> [PROMPT]:
Which lines of the entries contain the string "IKEA"? Copy each of them.

(Beginning of ENTRIES SUPPLIED)

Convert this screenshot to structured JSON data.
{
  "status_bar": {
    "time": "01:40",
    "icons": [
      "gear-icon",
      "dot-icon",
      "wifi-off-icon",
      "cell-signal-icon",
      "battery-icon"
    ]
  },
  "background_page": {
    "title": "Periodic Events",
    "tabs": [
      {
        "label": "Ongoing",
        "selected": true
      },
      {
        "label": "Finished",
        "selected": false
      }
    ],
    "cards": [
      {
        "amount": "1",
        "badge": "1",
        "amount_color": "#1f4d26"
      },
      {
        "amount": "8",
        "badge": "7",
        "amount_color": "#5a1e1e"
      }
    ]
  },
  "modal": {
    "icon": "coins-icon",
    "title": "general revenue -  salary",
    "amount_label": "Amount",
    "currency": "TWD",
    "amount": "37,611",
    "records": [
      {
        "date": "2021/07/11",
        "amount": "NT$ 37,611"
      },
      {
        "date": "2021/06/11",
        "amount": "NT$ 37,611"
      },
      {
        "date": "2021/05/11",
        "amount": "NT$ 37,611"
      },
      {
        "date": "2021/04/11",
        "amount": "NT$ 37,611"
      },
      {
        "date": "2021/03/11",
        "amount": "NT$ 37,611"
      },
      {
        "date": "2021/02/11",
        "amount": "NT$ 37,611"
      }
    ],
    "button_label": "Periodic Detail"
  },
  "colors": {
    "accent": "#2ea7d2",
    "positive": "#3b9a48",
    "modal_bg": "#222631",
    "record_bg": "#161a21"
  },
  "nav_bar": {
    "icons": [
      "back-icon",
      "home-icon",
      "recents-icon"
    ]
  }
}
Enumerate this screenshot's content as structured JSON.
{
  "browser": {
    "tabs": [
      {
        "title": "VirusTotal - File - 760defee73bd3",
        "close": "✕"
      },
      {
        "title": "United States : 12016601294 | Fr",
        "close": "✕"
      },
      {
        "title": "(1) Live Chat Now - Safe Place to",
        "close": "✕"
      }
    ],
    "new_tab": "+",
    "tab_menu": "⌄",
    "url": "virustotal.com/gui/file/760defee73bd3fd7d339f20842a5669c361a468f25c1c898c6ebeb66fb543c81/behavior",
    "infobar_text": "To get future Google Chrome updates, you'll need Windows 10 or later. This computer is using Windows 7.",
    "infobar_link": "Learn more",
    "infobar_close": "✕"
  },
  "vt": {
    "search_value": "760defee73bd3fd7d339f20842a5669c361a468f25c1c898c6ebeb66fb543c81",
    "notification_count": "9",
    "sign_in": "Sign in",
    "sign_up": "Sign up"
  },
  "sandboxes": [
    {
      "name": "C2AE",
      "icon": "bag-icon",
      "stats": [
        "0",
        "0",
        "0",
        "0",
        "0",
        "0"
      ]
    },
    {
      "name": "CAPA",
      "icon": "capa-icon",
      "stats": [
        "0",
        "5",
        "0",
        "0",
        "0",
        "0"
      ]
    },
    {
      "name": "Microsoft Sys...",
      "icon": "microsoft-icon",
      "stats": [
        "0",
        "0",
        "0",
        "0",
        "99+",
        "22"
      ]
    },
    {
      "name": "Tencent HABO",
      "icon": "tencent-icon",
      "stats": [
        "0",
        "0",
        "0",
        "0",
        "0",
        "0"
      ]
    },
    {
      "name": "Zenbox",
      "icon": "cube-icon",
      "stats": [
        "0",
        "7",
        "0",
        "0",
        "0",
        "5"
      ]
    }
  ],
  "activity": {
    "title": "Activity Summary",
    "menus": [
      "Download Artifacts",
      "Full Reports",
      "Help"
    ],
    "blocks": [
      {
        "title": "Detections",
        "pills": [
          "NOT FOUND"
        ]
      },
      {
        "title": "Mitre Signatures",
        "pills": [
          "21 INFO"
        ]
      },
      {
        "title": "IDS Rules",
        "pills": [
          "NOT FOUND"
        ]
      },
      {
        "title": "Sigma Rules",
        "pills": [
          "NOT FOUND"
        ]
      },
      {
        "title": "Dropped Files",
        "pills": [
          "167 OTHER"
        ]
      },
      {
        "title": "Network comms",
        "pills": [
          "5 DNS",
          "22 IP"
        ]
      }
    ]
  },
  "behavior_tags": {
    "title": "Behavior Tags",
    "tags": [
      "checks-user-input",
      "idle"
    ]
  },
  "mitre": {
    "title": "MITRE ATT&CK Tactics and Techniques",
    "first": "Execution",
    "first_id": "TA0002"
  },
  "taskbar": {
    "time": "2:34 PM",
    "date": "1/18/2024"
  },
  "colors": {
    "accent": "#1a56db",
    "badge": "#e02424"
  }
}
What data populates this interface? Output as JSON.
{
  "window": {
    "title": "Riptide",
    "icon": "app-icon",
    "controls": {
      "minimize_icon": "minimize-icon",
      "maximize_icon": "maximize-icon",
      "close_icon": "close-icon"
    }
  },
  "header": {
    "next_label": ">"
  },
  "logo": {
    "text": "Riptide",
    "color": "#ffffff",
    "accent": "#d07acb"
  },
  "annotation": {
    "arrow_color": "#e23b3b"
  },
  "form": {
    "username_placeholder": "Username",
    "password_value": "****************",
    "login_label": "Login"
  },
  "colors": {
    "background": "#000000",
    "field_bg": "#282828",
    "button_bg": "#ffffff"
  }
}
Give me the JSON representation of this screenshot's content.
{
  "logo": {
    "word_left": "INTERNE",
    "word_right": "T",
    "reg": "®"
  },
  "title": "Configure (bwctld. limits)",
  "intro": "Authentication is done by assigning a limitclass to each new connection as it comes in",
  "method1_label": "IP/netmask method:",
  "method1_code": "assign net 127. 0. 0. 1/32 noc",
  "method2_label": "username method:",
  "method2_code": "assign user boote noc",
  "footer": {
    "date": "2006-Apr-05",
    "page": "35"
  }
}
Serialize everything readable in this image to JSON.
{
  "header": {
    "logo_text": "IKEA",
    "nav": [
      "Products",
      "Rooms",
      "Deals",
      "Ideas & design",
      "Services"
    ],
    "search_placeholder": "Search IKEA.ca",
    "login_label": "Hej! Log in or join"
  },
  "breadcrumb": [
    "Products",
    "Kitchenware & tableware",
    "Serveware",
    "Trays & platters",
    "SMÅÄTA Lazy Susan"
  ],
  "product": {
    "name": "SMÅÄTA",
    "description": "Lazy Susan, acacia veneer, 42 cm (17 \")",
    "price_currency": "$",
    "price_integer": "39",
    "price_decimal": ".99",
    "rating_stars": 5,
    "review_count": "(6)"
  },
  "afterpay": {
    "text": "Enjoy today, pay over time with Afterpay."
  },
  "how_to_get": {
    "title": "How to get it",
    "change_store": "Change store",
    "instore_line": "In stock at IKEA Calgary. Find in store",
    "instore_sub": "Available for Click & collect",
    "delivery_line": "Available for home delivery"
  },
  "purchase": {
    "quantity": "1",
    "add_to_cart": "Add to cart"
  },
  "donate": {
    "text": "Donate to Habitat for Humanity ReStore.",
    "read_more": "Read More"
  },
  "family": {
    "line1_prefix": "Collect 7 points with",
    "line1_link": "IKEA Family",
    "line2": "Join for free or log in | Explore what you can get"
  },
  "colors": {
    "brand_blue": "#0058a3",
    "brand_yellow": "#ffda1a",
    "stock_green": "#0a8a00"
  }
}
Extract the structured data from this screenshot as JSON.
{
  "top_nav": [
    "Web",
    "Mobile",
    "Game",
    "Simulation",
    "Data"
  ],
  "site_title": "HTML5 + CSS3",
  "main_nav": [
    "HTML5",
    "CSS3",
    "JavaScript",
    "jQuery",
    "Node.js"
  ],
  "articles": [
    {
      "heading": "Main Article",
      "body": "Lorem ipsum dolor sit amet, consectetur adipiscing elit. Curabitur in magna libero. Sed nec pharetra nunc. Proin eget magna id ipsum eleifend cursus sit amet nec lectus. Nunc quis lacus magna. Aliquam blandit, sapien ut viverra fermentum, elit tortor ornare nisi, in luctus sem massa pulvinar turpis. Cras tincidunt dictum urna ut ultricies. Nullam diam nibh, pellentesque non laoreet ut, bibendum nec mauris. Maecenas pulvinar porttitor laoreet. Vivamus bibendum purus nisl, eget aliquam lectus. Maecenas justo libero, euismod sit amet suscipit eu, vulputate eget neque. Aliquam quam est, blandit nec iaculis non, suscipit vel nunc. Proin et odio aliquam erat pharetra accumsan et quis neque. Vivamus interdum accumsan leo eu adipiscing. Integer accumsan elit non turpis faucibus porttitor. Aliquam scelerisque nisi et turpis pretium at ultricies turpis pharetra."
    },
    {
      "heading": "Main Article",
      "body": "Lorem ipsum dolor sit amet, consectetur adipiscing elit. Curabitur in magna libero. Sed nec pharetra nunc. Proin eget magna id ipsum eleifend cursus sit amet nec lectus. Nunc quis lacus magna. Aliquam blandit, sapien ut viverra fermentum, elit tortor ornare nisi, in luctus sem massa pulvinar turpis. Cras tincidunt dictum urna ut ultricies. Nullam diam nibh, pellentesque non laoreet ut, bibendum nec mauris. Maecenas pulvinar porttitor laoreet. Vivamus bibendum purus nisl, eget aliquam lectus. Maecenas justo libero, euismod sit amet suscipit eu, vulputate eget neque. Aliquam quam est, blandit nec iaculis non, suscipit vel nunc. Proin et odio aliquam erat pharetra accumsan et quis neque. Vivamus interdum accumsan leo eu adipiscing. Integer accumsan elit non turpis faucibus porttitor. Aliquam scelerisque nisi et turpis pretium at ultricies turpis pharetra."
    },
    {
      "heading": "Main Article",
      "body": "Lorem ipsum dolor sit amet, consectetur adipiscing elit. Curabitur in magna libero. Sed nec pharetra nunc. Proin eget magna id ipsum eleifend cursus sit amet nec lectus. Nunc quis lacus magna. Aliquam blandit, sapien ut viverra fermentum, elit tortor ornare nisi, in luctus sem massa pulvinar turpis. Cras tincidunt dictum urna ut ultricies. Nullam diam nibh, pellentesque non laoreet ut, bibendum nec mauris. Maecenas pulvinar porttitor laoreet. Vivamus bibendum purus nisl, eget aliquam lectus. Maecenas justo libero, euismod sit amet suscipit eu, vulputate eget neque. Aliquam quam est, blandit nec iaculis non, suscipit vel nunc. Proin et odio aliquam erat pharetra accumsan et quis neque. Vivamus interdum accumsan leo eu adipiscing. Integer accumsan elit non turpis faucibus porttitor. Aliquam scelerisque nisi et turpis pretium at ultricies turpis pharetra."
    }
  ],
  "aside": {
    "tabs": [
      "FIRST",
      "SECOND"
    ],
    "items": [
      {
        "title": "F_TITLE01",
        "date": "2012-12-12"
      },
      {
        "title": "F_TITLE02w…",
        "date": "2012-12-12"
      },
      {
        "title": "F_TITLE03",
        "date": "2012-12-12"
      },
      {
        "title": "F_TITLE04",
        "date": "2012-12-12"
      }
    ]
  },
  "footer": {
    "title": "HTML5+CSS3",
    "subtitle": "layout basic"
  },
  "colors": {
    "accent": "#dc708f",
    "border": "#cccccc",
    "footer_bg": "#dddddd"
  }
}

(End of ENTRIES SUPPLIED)

> [RESPONSE]:
    "logo_text": "IKEA",
    "search_placeholder": "Search IKEA.ca",
    "instore_line": "In stock at IKEA Calgary. Find in store",
    "line1_link": "IKEA Family",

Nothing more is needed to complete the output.